[Collected data]
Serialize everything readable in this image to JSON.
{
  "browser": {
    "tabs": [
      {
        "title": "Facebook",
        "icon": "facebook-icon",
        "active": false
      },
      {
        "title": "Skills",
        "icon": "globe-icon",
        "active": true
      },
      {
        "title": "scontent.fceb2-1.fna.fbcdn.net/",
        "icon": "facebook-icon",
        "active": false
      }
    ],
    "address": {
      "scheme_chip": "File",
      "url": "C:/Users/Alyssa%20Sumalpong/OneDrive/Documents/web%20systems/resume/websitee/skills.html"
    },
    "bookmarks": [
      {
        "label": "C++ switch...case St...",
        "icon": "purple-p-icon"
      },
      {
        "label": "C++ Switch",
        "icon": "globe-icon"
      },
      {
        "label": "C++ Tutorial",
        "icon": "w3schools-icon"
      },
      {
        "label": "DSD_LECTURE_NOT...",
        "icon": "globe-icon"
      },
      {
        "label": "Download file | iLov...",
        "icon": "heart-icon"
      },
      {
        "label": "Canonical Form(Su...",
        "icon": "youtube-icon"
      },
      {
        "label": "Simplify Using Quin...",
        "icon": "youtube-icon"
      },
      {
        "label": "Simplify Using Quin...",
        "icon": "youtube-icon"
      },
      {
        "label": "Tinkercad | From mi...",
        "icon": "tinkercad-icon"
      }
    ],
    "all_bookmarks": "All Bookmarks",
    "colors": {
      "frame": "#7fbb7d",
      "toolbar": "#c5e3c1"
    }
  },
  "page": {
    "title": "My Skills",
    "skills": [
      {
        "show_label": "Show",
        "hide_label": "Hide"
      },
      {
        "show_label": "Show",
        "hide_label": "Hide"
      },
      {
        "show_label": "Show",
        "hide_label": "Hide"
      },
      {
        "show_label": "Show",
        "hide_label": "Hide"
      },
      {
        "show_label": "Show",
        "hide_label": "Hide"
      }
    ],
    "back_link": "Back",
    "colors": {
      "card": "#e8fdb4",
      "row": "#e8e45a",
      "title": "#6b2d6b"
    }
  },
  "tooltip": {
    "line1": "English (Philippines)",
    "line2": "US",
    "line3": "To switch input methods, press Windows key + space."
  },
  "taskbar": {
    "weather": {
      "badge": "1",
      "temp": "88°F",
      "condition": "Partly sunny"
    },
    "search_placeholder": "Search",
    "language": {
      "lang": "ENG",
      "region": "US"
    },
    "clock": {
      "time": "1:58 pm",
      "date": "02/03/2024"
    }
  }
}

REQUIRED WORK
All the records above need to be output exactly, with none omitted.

YOUR SOLUTION
Serialize everything readable in this image to JSON.
{
  "browser": {
    "tabs": [
      {
        "title": "Facebook",
        "icon": "facebook-icon",
        "active": false
      },
      {
        "title": "Skills",
        "icon": "globe-icon",
        "active": true
      },
      {
        "title": "scontent.fceb2-1.fna.fbcdn.net/",
        "icon": "facebook-icon",
        "active": false
      }
    ],
    "address": {
      "scheme_chip": "File",
      "url": "C:/Users/Alyssa%20Sumalpong/OneDrive/Documents/web%20systems/resume/websitee/skills.html"
    },
    "bookmarks": [
      {
        "label": "C++ switch...case St...",
        "icon": "purple-p-icon"
      },
      {
        "label": "C++ Switch",
        "icon": "globe-icon"
      },
      {
        "label": "C++ Tutorial",
        "icon": "w3schools-icon"
      },
      {
        "label": "DSD_LECTURE_NOT...",
        "icon": "globe-icon"
      },
      {
        "label": "Download file | iLov...",
        "icon": "heart-icon"
      },
      {
        "label": "Canonical Form(Su...",
        "icon": "youtube-icon"
      },
      {
        "label": "Simplify Using Quin...",
        "icon": "youtube-icon"
      },
      {
        "label": "Simplify Using Quin...",
        "icon": "youtube-icon"
      },
      {
        "label": "Tinkercad | From mi...",
        "icon": "tinkercad-icon"
      }
    ],
    "all_bookmarks": "All Bookmarks",
    "colors": {
      "frame": "#7fbb7d",
      "toolbar": "#c5e3c1"
    }
  },
  "page": {
    "title": "My Skills",
    "skills": [
      {
        "show_label": "Show",
        "hide_label": "Hide"
      },
      {
        "show_label": "Show",
        "hide_label": "Hide"
      },
      {
        "show_label": "Show",
        "hide_label": "Hide"
      },
      {
        "show_label": "Show",
        "hide_label": "Hide"
      },
      {
        "show_label": "Show",
        "hide_label": "Hide"
      }
    ],
    "back_link": "Back",
    "colors": {
      "card": "#e8fdb4",
      "row": "#e8e45a",
      "title": "#6b2d6b"
    }
  },
  "tooltip": {
    "line1": "English (Philippines)",
    "line2": "US",
    "line3": "To switch input methods, press Windows key + space."
  },
  "taskbar": {
    "weather": {
      "badge": "1",
      "temp": "88°F",
      "condition": "Partly sunny"
    },
    "search_placeholder": "Search",
    "language": {
      "lang": "ENG",
      "region": "US"
    },
    "clock": {
      "time": "1:58 pm",
      "date": "02/03/2024"
    }
  }
}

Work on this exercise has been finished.